### Task statement
Leave the pictures aside and give back every entry below word for word.

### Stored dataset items
- - -

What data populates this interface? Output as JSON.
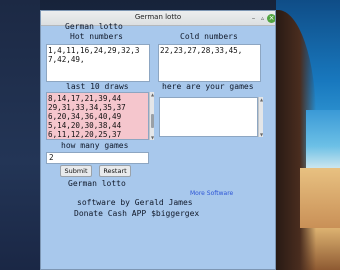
{
  "window": {
    "title": "German lotto"
  },
  "app": {
    "heading": "German lotto",
    "hot_label": "Hot numbers",
    "hot_value": "1,4,11,16,24,29,32,37,42,49,",
    "cold_label": "Cold numbers",
    "cold_value": "22,23,27,28,33,45,",
    "draws_label": "last 10 draws",
    "draws": [
      "8,14,17,21,39,44",
      "29,31,33,34,35,37",
      "6,20,34,36,40,49",
      "5,14,20,30,38,44",
      "6,11,12,20,25,37"
    ],
    "games_label": "here are your games",
    "games_value": "",
    "how_many_label": "how many games",
    "how_many_value": "2",
    "submit_label": "Submit",
    "restart_label": "Restart",
    "footer_title": "German lotto",
    "more_software": "More Software",
    "credit_line": "software by   Gerald James",
    "donate_line": "Donate Cash APP   $biggergex"
  },
  "colors": {
    "window_bg": "#a8c8ec",
    "draws_bg": "#f5c6cd",
    "link": "#2d55d6",
    "close_button": "#51a441"
  }
}
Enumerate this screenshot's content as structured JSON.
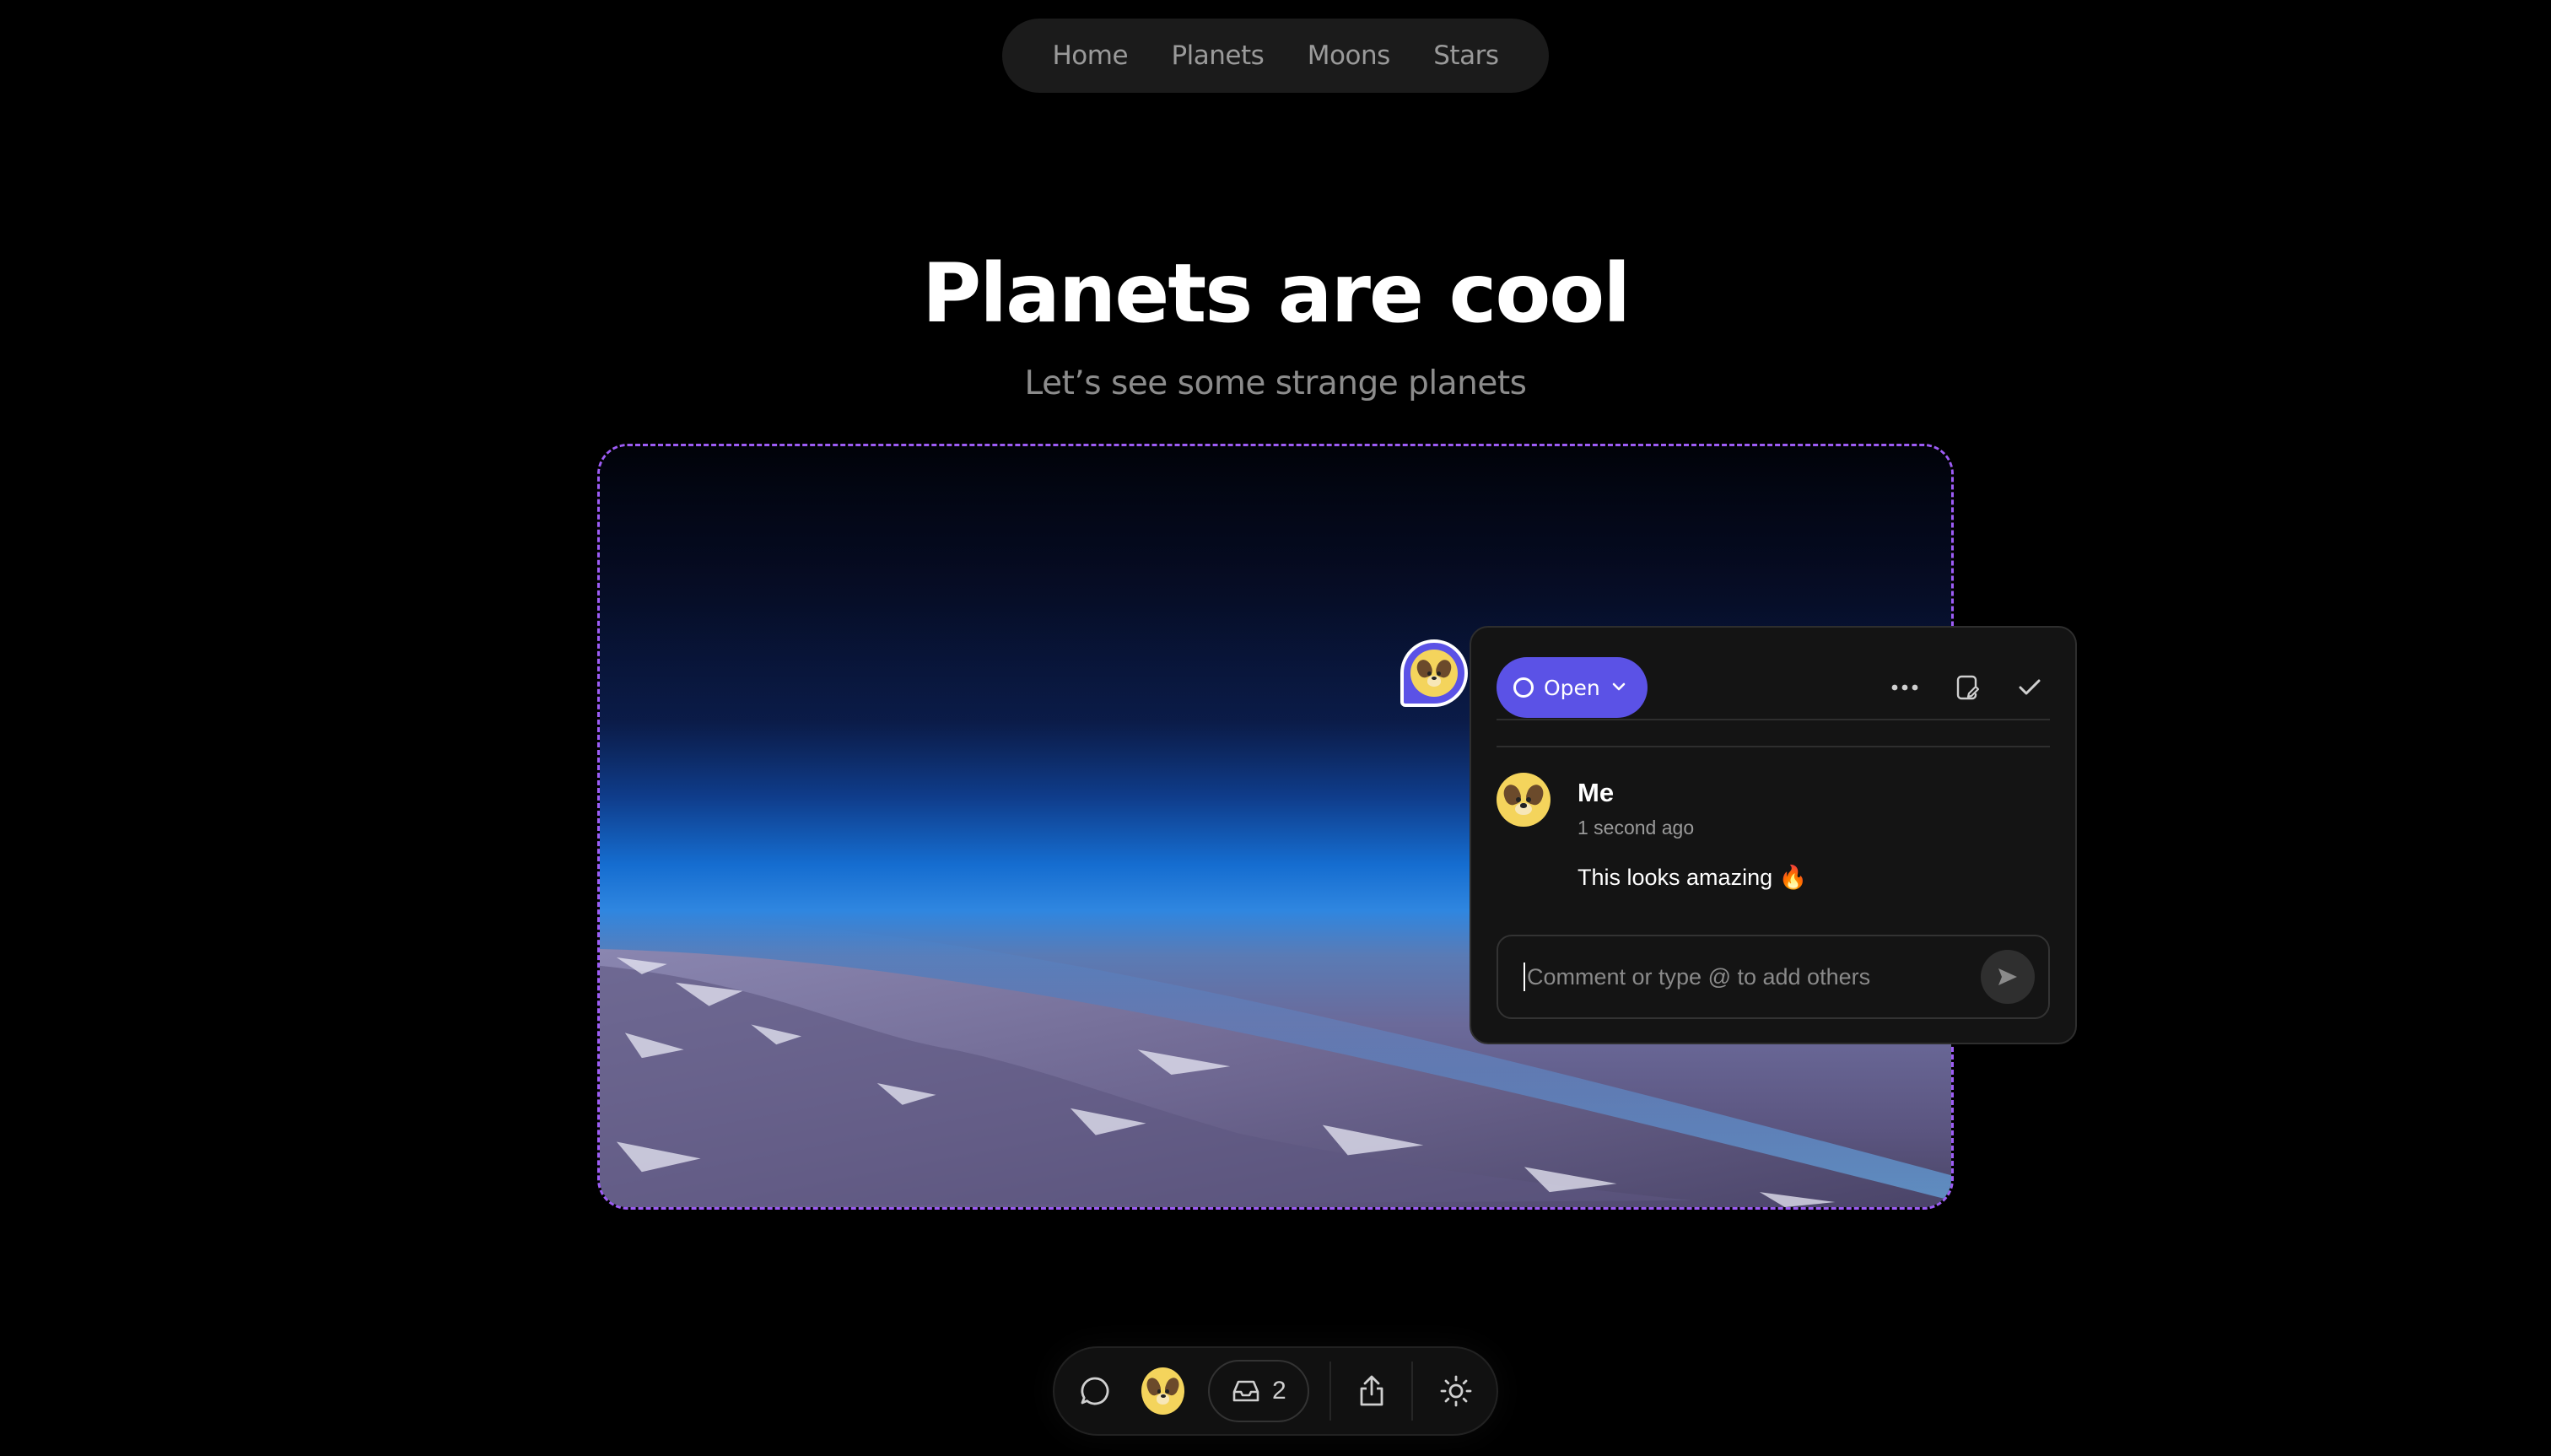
{
  "nav": {
    "items": [
      {
        "label": "Home"
      },
      {
        "label": "Planets"
      },
      {
        "label": "Moons"
      },
      {
        "label": "Stars"
      }
    ]
  },
  "hero": {
    "title": "Planets are cool",
    "subtitle": "Let’s see some strange planets"
  },
  "colors": {
    "accent": "#5b52e6",
    "selection_border": "#9d5cf5",
    "avatar": "#f4d45c",
    "background": "#000000",
    "panel": "#141414"
  },
  "comment_thread": {
    "status_label": "Open",
    "status_icon": "circle-icon",
    "status_chevron": "chevron-down-icon",
    "actions": [
      "more-options-icon",
      "mark-unread-icon",
      "resolve-check-icon"
    ],
    "comments": [
      {
        "author": "Me",
        "time": "1 second ago",
        "text": "This looks amazing 🔥",
        "avatar": "dog-avatar"
      }
    ],
    "input": {
      "value": "",
      "placeholder": "Comment or type @ to add others"
    },
    "send_icon": "send-icon"
  },
  "toolbar": {
    "comment_icon": "comment-bubble-icon",
    "avatar": "dog-avatar",
    "inbox_icon": "inbox-icon",
    "inbox_count": "2",
    "share_icon": "share-icon",
    "theme_icon": "sun-icon"
  }
}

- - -

### The completed task
What data populates this interface? Output as JSON.
{
  "window": {
    "title": "German lotto"
  },
  "app": {
    "heading": "German lotto",
    "hot_label": "Hot numbers",
    "hot_value": "1,4,11,16,24,29,32,37,42,49,",
    "cold_label": "Cold numbers",
    "cold_value": "22,23,27,28,33,45,",
    "draws_label": "last 10 draws",
    "draws": [
      "8,14,17,21,39,44",
      "29,31,33,34,35,37",
      "6,20,34,36,40,49",
      "5,14,20,30,38,44",
      "6,11,12,20,25,37"
    ],
    "games_label": "here are your games",
    "games_value": "",
    "how_many_label": "how many games",
    "how_many_value": "2",
    "submit_label": "Submit",
    "restart_label": "Restart",
    "footer_title": "German lotto",
    "more_software": "More Software",
    "credit_line": "software by   Gerald James",
    "donate_line": "Donate Cash APP   $biggergex"
  },
  "colors": {
    "window_bg": "#a8c8ec",
    "draws_bg": "#f5c6cd",
    "link": "#2d55d6",
    "close_button": "#51a441"
  }
}
Enumerate this screenshot's content as structured JSON.
{
  "nav": {
    "items": [
      {
        "label": "Home"
      },
      {
        "label": "Planets"
      },
      {
        "label": "Moons"
      },
      {
        "label": "Stars"
      }
    ]
  },
  "hero": {
    "title": "Planets are cool",
    "subtitle": "Let’s see some strange planets"
  },
  "colors": {
    "accent": "#5b52e6",
    "selection_border": "#9d5cf5",
    "avatar": "#f4d45c",
    "background": "#000000",
    "panel": "#141414"
  },
  "comment_thread": {
    "status_label": "Open",
    "status_icon": "circle-icon",
    "status_chevron": "chevron-down-icon",
    "actions": [
      "more-options-icon",
      "mark-unread-icon",
      "resolve-check-icon"
    ],
    "comments": [
      {
        "author": "Me",
        "time": "1 second ago",
        "text": "This looks amazing 🔥",
        "avatar": "dog-avatar"
      }
    ],
    "input": {
      "value": "",
      "placeholder": "Comment or type @ to add others"
    },
    "send_icon": "send-icon"
  },
  "toolbar": {
    "comment_icon": "comment-bubble-icon",
    "avatar": "dog-avatar",
    "inbox_icon": "inbox-icon",
    "inbox_count": "2",
    "share_icon": "share-icon",
    "theme_icon": "sun-icon"
  }
}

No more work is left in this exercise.